Thousands of people living in rural areas across Green Country may soon get access to high speed internet with the help of funding from the FCC.
Users said new fiber optic services already made a huge difference in their internet speeds.
Lake Region Electric Cooperative CEO Hamid Vahdatipour said they’re getting $4 million over ten years of the millions the FCC recently granted to rural broadband companies in Oklahoma.
That means they can provide high speed fiber optics services to Cherokee, Wagoner, and Muskogee counties.
“The slowest speed is 100 Mbps, it goes up from that.
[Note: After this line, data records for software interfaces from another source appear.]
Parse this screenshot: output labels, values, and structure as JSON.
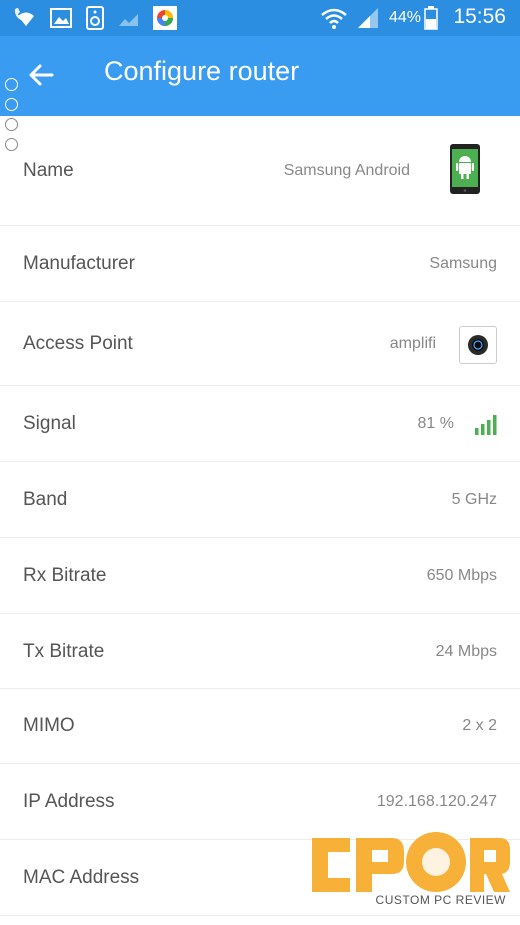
{
  "status_bar": {
    "battery_percent": "44%",
    "time": "15:56",
    "icons": [
      "wifi-calling-icon",
      "gallery-icon",
      "speaker-icon",
      "signal-weak-icon",
      "photos-app-icon",
      "wifi-icon",
      "cell-signal-icon",
      "battery-icon"
    ]
  },
  "app_bar": {
    "title": "Configure router",
    "back_icon": "arrow-left-icon"
  },
  "colors": {
    "status_bar": "#2b8ee0",
    "app_bar": "#3a9cf0",
    "signal_green": "#4caf50",
    "watermark_orange": "#f7a823"
  },
  "rows": [
    {
      "label": "Name",
      "value": "Samsung Android",
      "icon": "android-phone-icon"
    },
    {
      "label": "Manufacturer",
      "value": "Samsung"
    },
    {
      "label": "Access Point",
      "value": "amplifi",
      "icon": "amplifi-router-icon"
    },
    {
      "label": "Signal",
      "value": "81 %",
      "icon": "signal-bars-icon"
    },
    {
      "label": "Band",
      "value": "5 GHz"
    },
    {
      "label": "Rx Bitrate",
      "value": "650 Mbps"
    },
    {
      "label": "Tx Bitrate",
      "value": "24 Mbps"
    },
    {
      "label": "MIMO",
      "value": "2 x 2"
    },
    {
      "label": "IP Address",
      "value": "192.168.120.247"
    },
    {
      "label": "MAC Address",
      "value": ""
    }
  ],
  "watermark": {
    "logo": "CPCR",
    "caption": "CUSTOM PC REVIEW"
  }
}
Fiber optic backbone is the tech to have," Vahdatipour said.
They’ve built 1200 miles of fiber optic lines already that serve about 4 thousand people.
With the $4 million they can expand that to serve 3 thousand more people.
“Everyone who buys a home or wants to build a home wants to try to find a location with fiber optics available," he said.
“It’s important for our business and personal life," said Jasen Wright.
Wright is the co-owner and broker for Century 21 Wright Real Estate.
He said he doesn’t know how he survived without the high speed services, and it’s the first thing home buyers ask about.
“It was almost unusable before," he said, "to properly conduct your business and get through the day.”
The Lake Region internet plans start at $50 a month.
Eventually, the Co-Op said they would like all their 24,000 meter owners to have fiber optic access, a $70 million dollar project all together.
The Lake Region Electric Co-op says they hope to get more funding from the FCC.
They said other rural co-ops in Oklahoma are looking to use the money to expand high speed internet as well.